10. Requests the Secretary-General and relevant United Nations agencies, inter alia, through consultation with women and women-led organizations as appropriate, to develop effective mechanisms for providing protection from violence, including in particular sexual violence, to women and girls in and around UN managed refugee and internally displaced persons camps. (…)
12. Urges the Secretary-General and his Special Envoys to invite women to participate in discussions pertinent to the prevention and resolution of conflict, the maintenance of peace and security, and post-conflict peacebuilding."
This is very strong language. The resolution also includes the possibility of deferring suspects of sexual violence in war to the International Criminal Court.
This resolution is late but it is welcome and necessary. According to Dutch General Patrick Cammaert, who used to command UN missions in Ethiopia and Erythrea, it is more dangerous to be a woman than a soldier in war situations. Systematic sexual violence as war strategy has been well established and documented in former Yugoslavia, Rwanda, Liberia, Darfur and the DRC. In this last country, a recent study showed that over 2000 women surveyed, 75% had been raped during the civil war.
According to UN Secretary General Ban Ki-moon, violence against women has reached "pandemic proportions" in some societies in transition from civil war to peace. The Secretary General is also tasked with preparing an action plan to collect information regarding sexual violence in current conflicts and transmit that information to the Security Council.
So, why was there even a debate on this? According to the BBC,
"China, Russia, Indonesia and Vietnam had all expressed reservations during the negotiations, asking whether rape was really a matter for the security council."
As usual with the UN, the question will be whether the resolution will go beyond words and how it will be implemented. Indeed, the resolution imposes a lot of constraints on the states themselves to protect women and girls. But at least, there is recognition of the changing nature of armed conflicts where, according to the UN News Center,
"Council members said women and girls are consistently targeted during conflicts “as a tactic of war to humiliate, dominate, instil fear in, disperse and/or forcibly relocate civilian members of a community or ethnic group.”
The effect is to also prolong or deepen conflicts and to exacerbate already dire security and humanitarian conditions, particularly when the perpetrators of violent crimes against women go unpunished for their actions."
Not surprisingly, human rights organization, such as Human Rights Watch, are very pleased with the resolution:
"The UN Security Council’s new resolution on sexual violence is a historic achievement for a body that has all too often ignored the plight of women and girls in conflict, Human Rights Watch said today. Human Rights Watch applauds the council for setting out in the resolution a clear path to systematic information-gathering on sexual violence. Until now, the Security Council has asked for information on such violence only in selected cases."

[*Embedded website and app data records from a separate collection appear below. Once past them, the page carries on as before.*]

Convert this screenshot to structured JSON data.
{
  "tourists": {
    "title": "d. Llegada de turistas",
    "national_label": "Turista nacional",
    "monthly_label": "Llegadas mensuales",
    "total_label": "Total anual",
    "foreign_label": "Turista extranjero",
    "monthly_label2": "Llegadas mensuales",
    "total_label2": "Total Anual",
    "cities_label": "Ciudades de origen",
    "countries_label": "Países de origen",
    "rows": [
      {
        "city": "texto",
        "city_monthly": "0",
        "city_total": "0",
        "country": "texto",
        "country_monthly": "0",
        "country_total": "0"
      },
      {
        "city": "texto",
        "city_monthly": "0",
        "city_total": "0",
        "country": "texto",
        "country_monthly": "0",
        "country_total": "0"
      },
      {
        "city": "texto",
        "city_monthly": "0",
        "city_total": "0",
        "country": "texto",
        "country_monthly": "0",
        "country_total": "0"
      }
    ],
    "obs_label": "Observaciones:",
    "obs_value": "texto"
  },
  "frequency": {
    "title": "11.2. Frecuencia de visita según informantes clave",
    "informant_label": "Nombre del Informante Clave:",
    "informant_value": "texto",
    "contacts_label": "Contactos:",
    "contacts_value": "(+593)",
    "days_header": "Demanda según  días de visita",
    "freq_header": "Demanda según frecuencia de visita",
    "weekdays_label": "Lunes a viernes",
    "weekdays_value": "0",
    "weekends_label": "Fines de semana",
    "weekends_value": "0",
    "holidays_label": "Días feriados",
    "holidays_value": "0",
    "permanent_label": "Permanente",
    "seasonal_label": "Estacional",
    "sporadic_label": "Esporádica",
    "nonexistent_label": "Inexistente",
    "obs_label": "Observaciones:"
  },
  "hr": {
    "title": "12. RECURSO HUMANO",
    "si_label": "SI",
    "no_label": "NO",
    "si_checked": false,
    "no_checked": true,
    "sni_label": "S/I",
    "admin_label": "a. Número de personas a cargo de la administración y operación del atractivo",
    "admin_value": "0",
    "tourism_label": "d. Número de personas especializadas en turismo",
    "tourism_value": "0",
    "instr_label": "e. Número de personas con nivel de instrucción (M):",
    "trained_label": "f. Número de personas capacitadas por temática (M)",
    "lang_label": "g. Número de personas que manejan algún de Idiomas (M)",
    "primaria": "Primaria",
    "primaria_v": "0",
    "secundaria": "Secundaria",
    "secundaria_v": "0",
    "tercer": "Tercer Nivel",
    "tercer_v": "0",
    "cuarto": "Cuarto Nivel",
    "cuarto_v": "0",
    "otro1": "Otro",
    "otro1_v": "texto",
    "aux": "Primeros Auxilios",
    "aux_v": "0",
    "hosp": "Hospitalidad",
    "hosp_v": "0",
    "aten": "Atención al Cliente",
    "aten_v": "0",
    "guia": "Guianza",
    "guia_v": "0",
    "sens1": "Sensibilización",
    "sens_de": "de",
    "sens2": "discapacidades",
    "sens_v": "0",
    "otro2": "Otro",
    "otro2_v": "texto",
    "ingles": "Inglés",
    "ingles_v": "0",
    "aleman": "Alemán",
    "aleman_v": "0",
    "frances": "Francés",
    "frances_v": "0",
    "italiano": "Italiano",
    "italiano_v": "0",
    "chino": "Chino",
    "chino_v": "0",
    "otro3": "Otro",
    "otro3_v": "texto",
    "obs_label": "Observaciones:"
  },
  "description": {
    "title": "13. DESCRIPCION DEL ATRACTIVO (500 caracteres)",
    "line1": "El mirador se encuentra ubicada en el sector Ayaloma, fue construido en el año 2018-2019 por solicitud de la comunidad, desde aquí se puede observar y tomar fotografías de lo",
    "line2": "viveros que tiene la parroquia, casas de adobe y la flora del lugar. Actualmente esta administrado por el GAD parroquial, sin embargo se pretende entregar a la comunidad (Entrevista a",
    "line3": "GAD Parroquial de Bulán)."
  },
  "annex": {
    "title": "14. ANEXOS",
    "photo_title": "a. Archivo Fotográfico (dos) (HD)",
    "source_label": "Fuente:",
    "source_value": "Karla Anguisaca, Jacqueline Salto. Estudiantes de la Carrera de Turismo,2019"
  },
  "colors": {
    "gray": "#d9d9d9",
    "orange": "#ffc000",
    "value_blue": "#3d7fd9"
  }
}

It is a major accomplishment for women and girls in war zones. Hopefully, implementation will follow and whoever the next US Secretary of State is will not drop the ball on that one. After all, the United States was the sponsor for this resolution and there is no doubt that Secretary Rice deserves enormous credit for this. (First – and probably last – time I’ll ever praise something coming from the Bush administration!)
Posted in Gender, Global Governance, Globalization, Health, Human Rights, Mass Violence, New Wars, Patriarchy, Sexism, Social Stigma, Sociology, Structural Violence, Symbolic Violence, United Nations | 10 Comments »